9. Ronald Suny, The Soviet Experiment (Oxford: Oxford University Press, 1998), 50-52.
10. Ronald Kowalski, The Russian Revolution 1917-1921 (London: Routledge, 1997).
11. For a critique of the “continuity thesis” see Stephen Cohen’s Rethinking the Soviet Experience: Politics and History Since 1917 (New York: Oxford University Press, 1985). In Experiencing Russia’s Civil War (Princeton: Princeton University Press, 2002), Donald Raleigh argues (p.416) in favor of such a continuity perspective because “[m]any of the features of the Soviet system we associate with the Stalin era and afterward were already clearly adumbrated, practiced, and even embedded during the 1914-1922 period.” Peter Holquist in Making War, Forging Revolution (Cambridge, Mass.: Harvard University Press, 2002) shares this assessment.
12. On the prosecutorial approach to the Russian Revolution, see Peter Kenez, The Prosecution of Soviet History: A Critique of Richard Pipes’ The Russian Revolution, The Russian Review, 50 (1991): 345-352. Kenez takes Pipes to task for several wild assertions, including his absurd claim that the Red Terror was worse than the White Terror. Peter Holquist (p.288) concludes his Making War, Forging Revolution by echoing Pipes’s claim about Red Terror without providing a semblance of proof. On U.S. secret funding of Cossack terror, see David Foglesong’s America’s Secret War Against Bolshevism (Chapel Hill: University of North Carolina Press, 1996), a work that has gone largely ignored. On the recent resurgence of the “prosecutorial” methodology, see Kevin Murphy, Liberal Historians in the Age of Neo-liberalism: A ‘Postmodern’ Return to Prosecuting the Russian Revolution?, Historical Materialism (forthcoming).
1*. H-Net permits the redistribution and reprinting of this work for nonprofit, educational purposes, with full and accurate attribution to the author, web location, date of publication, originating list, and H-Net: Humanities & Social Sciences Online.
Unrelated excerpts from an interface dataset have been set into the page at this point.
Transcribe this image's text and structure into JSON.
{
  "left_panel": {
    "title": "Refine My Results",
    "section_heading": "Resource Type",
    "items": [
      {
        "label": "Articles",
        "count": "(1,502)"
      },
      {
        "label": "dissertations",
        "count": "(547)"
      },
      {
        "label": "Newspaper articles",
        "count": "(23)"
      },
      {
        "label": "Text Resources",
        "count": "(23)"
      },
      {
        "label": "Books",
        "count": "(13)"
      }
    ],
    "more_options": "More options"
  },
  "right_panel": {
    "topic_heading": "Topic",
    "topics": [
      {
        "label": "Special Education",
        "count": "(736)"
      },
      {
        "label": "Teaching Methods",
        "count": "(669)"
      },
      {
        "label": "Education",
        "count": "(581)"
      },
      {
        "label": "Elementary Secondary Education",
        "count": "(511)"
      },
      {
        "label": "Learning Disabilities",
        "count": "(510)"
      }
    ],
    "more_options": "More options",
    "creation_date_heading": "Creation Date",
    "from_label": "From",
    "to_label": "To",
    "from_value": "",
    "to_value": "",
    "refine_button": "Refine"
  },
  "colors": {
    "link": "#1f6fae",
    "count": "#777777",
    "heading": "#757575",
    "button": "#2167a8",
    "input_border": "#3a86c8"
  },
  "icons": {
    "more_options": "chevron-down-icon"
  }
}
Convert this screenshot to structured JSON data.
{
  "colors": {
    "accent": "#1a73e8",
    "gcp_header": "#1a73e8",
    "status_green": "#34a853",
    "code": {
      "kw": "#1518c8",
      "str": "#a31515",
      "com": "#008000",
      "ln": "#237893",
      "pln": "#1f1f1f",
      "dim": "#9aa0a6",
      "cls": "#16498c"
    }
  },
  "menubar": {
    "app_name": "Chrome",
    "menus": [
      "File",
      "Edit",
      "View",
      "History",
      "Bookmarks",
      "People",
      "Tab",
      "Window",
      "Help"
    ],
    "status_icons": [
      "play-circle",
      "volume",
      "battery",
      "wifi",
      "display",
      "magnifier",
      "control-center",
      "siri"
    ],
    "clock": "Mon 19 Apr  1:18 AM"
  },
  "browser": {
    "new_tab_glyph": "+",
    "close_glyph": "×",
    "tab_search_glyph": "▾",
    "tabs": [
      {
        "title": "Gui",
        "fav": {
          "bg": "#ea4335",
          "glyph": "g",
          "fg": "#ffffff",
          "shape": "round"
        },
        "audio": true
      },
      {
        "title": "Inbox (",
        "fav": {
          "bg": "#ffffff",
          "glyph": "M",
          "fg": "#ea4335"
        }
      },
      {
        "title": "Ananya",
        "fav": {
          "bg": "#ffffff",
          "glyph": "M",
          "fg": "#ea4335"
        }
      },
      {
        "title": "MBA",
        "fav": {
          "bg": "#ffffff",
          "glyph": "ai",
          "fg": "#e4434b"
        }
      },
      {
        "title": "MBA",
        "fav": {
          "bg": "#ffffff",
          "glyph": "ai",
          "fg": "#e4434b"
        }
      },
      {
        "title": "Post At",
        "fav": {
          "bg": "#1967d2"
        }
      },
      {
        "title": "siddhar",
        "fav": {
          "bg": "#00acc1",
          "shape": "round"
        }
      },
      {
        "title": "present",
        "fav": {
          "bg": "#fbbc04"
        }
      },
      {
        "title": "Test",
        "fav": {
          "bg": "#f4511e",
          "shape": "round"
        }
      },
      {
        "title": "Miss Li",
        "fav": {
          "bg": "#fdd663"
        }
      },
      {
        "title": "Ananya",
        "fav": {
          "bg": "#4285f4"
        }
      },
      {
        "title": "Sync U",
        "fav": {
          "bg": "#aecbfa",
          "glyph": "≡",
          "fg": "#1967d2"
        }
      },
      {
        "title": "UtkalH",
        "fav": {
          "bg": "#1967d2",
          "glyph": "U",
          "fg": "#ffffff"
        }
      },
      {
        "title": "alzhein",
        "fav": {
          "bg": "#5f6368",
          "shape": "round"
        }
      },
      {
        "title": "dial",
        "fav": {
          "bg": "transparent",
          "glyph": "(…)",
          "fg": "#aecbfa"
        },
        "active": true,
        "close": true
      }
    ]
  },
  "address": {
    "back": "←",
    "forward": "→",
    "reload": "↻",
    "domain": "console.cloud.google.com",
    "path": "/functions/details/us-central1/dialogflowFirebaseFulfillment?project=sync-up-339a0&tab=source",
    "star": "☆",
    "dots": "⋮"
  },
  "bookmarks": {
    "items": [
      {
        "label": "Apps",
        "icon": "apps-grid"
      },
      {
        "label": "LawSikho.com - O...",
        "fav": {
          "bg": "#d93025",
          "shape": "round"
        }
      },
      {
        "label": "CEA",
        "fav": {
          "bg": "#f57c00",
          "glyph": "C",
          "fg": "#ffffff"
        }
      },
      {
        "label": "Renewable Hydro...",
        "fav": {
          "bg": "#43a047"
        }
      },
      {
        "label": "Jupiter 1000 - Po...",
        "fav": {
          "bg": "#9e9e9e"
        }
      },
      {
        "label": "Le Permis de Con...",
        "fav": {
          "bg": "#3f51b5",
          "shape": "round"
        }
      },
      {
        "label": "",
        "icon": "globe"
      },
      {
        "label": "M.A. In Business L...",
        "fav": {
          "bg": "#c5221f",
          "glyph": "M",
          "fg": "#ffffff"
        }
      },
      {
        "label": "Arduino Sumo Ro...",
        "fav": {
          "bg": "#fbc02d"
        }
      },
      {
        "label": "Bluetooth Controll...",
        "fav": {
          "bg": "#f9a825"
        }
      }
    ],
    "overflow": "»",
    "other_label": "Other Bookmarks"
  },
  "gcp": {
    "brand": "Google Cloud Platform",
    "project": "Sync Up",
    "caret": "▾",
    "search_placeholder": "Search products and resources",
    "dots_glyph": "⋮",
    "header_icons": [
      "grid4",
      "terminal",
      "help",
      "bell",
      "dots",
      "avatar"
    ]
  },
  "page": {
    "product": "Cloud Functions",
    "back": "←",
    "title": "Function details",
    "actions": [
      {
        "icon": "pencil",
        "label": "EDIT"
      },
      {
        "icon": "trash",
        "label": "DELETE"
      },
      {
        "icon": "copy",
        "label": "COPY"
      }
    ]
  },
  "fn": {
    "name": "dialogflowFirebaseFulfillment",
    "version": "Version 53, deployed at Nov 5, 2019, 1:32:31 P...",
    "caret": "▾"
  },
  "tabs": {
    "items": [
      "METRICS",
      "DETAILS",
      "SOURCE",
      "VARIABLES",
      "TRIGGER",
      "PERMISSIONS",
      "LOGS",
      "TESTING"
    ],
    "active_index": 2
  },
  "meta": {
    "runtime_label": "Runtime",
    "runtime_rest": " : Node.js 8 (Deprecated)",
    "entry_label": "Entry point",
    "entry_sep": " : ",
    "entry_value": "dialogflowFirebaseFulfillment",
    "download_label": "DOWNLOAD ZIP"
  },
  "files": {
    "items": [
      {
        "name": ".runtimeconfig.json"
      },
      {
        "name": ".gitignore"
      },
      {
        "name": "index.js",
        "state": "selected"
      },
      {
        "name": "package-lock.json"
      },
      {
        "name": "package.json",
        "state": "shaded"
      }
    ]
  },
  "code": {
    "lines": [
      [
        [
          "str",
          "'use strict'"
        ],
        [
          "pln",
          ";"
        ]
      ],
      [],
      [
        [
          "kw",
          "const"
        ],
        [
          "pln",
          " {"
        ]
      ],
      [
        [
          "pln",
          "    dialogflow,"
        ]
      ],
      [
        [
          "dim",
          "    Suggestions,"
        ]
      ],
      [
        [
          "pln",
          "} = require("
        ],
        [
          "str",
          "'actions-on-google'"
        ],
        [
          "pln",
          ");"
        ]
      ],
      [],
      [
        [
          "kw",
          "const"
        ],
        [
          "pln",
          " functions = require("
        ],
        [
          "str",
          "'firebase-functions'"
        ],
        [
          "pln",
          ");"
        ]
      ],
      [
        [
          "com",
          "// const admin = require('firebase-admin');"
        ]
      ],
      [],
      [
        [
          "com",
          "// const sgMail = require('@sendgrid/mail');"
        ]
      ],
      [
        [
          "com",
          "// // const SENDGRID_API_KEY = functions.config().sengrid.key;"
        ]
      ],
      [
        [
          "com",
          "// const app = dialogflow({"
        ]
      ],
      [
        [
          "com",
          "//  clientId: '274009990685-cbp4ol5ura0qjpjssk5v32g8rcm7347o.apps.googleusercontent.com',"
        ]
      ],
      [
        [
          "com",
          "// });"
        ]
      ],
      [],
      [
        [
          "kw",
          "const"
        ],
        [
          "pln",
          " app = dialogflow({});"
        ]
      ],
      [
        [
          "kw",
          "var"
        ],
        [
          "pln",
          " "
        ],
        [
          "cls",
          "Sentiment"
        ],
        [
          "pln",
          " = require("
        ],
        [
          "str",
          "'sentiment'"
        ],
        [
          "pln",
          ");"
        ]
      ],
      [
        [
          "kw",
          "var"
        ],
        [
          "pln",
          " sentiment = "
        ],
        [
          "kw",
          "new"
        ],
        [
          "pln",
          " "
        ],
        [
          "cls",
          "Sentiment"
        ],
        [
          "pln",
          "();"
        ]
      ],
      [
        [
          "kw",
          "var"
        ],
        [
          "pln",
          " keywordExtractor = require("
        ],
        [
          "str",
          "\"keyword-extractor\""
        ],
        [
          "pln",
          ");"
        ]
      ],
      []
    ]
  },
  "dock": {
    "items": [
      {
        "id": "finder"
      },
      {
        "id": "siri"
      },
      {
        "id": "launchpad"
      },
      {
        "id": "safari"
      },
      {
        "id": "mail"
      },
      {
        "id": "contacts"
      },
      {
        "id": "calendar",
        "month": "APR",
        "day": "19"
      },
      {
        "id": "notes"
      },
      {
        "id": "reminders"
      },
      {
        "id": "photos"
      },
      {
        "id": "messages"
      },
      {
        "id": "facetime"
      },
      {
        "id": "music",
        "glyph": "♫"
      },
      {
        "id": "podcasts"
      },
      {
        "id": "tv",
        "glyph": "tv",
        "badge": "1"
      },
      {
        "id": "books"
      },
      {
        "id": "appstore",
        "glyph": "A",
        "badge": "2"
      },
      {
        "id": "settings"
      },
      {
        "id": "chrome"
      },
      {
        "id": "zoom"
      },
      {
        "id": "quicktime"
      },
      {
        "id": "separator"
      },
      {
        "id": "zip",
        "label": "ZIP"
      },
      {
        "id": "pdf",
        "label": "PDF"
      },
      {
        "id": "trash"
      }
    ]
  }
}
For other uses contact the Reviews editorial staff: firstname.lastname@example.org.
Last updated on 7.10.2004